**Exercise description:** Report how many lines in the records below contain the word "COIL". Nothing else belongs in the answer.

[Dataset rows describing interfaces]
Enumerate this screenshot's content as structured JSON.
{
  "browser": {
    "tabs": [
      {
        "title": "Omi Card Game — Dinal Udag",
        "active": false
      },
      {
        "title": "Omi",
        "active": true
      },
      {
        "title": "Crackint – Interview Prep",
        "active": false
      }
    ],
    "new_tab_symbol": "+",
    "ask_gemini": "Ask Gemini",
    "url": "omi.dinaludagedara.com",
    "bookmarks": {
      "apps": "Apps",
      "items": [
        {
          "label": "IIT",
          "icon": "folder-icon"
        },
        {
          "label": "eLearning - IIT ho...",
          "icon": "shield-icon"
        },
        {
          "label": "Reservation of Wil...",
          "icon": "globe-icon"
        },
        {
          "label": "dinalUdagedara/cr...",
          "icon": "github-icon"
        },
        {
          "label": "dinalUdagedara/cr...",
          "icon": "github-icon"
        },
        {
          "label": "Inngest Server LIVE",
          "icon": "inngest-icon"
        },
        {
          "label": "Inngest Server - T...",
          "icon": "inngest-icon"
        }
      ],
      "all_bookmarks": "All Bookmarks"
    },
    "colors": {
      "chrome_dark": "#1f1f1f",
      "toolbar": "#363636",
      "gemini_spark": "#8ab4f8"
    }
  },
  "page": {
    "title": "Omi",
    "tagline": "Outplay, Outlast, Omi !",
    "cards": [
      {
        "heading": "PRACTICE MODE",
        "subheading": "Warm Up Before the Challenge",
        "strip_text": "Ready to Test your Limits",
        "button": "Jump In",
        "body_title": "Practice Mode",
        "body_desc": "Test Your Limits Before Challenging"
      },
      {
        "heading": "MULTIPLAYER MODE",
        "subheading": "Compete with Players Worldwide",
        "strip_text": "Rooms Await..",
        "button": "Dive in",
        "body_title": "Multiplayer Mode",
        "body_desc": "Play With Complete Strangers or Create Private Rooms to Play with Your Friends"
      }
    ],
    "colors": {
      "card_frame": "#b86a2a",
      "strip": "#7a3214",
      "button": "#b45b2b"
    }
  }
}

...

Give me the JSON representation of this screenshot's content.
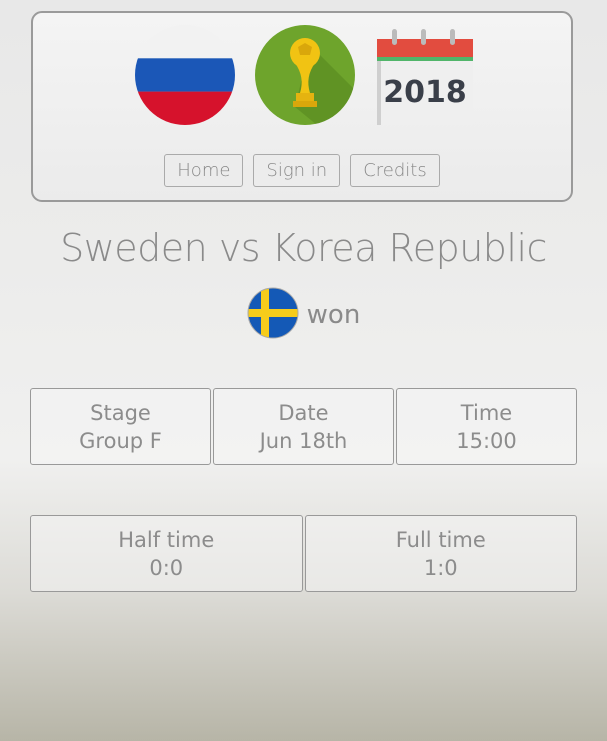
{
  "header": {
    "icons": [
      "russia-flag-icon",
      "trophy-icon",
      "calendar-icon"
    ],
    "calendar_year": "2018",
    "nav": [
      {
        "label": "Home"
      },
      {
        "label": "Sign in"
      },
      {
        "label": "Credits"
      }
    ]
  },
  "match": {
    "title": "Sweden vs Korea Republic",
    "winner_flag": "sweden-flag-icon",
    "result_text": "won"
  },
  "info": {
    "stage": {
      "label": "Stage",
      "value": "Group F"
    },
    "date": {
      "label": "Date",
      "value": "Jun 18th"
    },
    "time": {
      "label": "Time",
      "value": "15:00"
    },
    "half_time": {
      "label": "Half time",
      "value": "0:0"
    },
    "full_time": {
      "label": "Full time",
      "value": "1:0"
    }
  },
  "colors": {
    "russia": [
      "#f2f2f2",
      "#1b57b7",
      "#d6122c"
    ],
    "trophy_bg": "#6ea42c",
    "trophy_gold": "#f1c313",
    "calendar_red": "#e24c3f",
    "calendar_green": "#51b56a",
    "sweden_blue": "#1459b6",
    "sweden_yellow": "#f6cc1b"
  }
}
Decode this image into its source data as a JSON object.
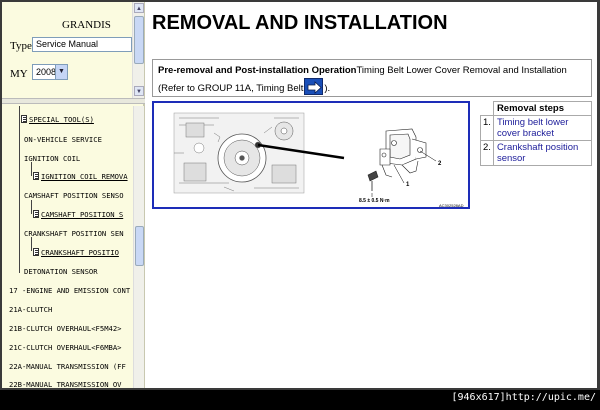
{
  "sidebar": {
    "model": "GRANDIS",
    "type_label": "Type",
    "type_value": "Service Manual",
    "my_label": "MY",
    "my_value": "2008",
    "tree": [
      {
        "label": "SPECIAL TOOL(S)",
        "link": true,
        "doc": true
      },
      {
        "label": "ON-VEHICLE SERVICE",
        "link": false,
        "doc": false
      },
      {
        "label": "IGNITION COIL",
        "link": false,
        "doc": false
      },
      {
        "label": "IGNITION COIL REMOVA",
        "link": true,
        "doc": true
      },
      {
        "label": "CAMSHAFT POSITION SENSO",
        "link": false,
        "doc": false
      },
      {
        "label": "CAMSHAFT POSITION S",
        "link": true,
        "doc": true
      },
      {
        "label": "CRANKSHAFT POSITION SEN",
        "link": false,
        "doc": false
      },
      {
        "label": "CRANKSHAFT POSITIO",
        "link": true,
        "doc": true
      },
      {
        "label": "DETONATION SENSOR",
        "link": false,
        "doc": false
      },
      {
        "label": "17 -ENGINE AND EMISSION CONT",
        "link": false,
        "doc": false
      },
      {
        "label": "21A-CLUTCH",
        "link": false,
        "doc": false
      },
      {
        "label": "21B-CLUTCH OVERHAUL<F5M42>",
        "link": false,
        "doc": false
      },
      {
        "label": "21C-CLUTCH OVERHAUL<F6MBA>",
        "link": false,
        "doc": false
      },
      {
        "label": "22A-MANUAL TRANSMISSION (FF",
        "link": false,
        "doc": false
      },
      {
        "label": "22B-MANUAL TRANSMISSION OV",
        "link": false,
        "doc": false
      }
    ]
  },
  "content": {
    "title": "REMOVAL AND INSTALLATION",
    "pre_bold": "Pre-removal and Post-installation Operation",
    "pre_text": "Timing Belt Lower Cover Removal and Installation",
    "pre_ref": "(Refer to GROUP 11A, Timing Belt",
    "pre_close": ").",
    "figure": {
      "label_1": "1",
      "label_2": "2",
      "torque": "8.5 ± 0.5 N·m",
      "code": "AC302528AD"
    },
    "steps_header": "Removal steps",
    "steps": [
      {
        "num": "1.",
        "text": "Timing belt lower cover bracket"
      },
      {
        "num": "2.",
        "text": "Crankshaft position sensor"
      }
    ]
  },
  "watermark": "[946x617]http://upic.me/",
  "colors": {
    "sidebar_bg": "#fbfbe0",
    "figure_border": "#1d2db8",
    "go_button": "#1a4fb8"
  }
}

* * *

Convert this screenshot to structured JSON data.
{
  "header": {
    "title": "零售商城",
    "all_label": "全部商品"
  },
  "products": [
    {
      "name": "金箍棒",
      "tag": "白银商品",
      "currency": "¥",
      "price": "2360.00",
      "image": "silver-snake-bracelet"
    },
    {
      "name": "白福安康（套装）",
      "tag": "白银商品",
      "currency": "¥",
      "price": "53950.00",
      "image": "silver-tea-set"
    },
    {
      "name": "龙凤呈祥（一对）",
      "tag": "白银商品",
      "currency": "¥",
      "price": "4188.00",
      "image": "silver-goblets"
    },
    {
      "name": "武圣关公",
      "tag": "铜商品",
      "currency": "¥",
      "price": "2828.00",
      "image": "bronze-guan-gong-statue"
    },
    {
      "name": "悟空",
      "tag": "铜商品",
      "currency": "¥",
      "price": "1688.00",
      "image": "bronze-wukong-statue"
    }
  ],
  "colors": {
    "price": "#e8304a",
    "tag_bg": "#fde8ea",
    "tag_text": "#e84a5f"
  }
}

**Answer to this exercise:** 2